The message of the victims of the worst crimes known to humankind remains constant, regardless of their community of origin. Their concern is to see that justice be done, not just simply because they wish to see the criminals punished, but also because they understand that the stability and peace in their countries rely on the judicial process. As we approach the tenth year
commemoration of both the Srebrenica genocide and the signing of the Dayton agreement, we simultaneously approach another anniversary: Radovan Karadzic and Ratko Mladic have been at large for almost ten years. How long will it be tolerated that these leaders escape justice? How long will it be tolerated that they make a parody of both justice and the repeated commitment of the
Security Council to have them arrested and tried?
Mr. President, Excellencies,
Please allow me to stress once again how important your support is for the success of the Tribunal. The factors which really influence the completion strategy of the ICTY are threefold: the financial needs of the Tribunal, the timely arrest of the fugitives, and the support needed to establish credible domestic jurisdictions.

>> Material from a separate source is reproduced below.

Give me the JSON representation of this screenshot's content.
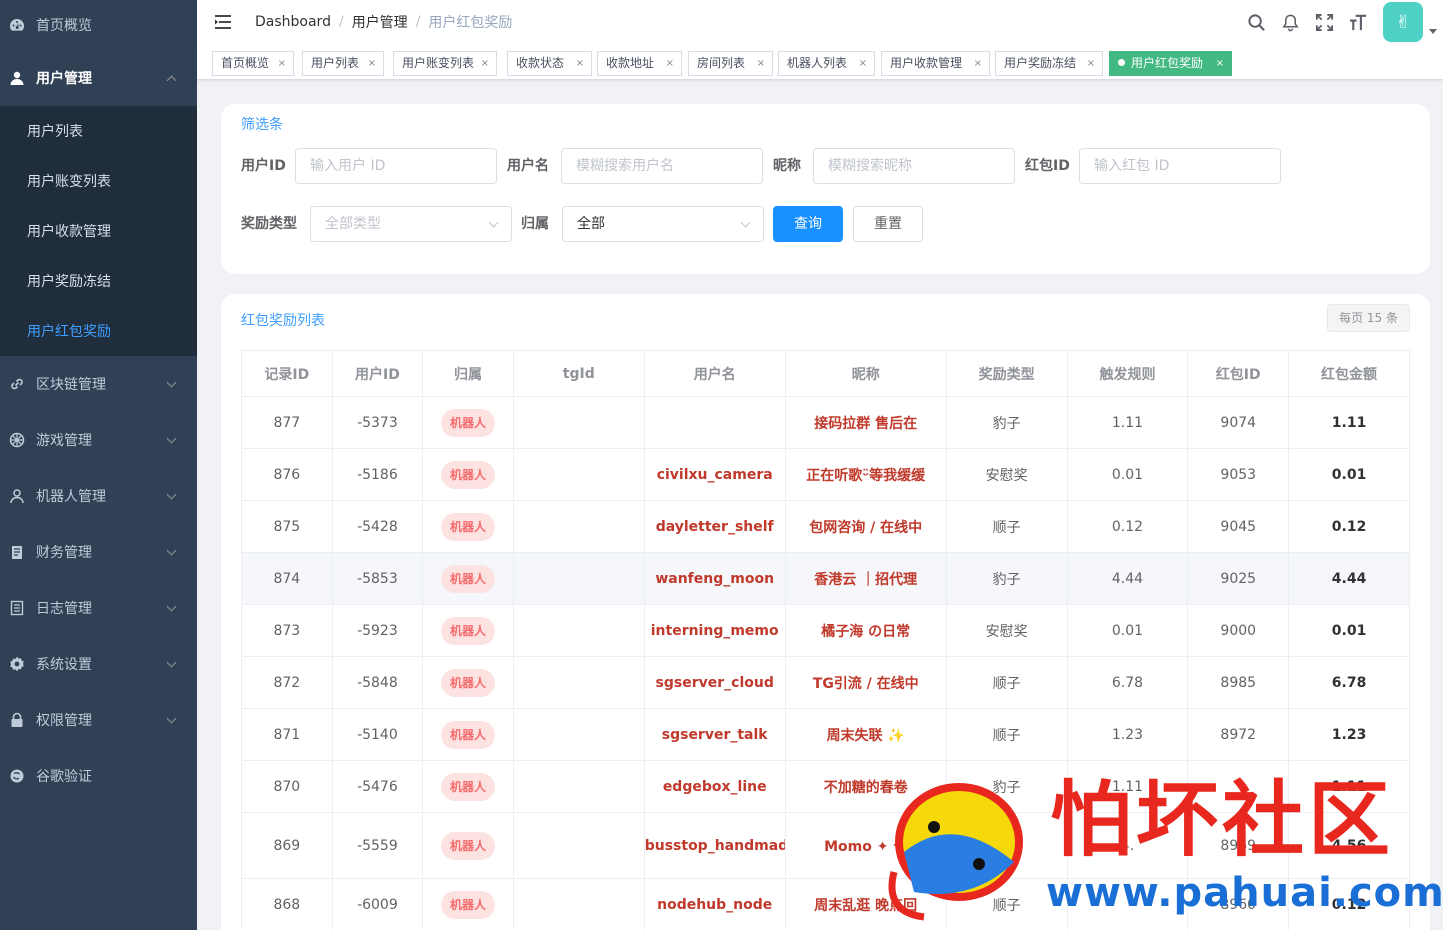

All three are beyond the Tribunal’s control, but they
can and must be addressed by the international community.
When it established the Tribunal in 1993, the Council proved its commitment to Justice and the Rule of Law. In Resolution 808, it stressed its determination to put an end to the widespread crimes occurring within the territory of the former Yugoslavia, including reports of mass killings and the practice of ethnic cleansing, and to bring to justice the persons most responsible for
these crimes. Eleven years later, with all the efforts already made by the international community to halt these crimes and redress them judicially, these objectives are almost achieved. It is perhaps ironic that, just when the ICTY is gaining momentum and reaching its cruising speed, so much time is being spent discussing its end. But the completion of the mandate is now within
reach, and we can see the final years ahead of us. This period should not become simply an "end-game", with an abrupt closing, regardless of whether or not the top-leaders are apprehended and tried before the ICTY: this would negate all the efforts so far devoted and all the results already obtained.
Mr. President, Excellencies,
I join President Meron in urging the Members of the Council to continue their support for the Tribunal and to ensure that it is given the means necessary to fulfil its promise and its full potential.
I thank you for your attention and for your continued support.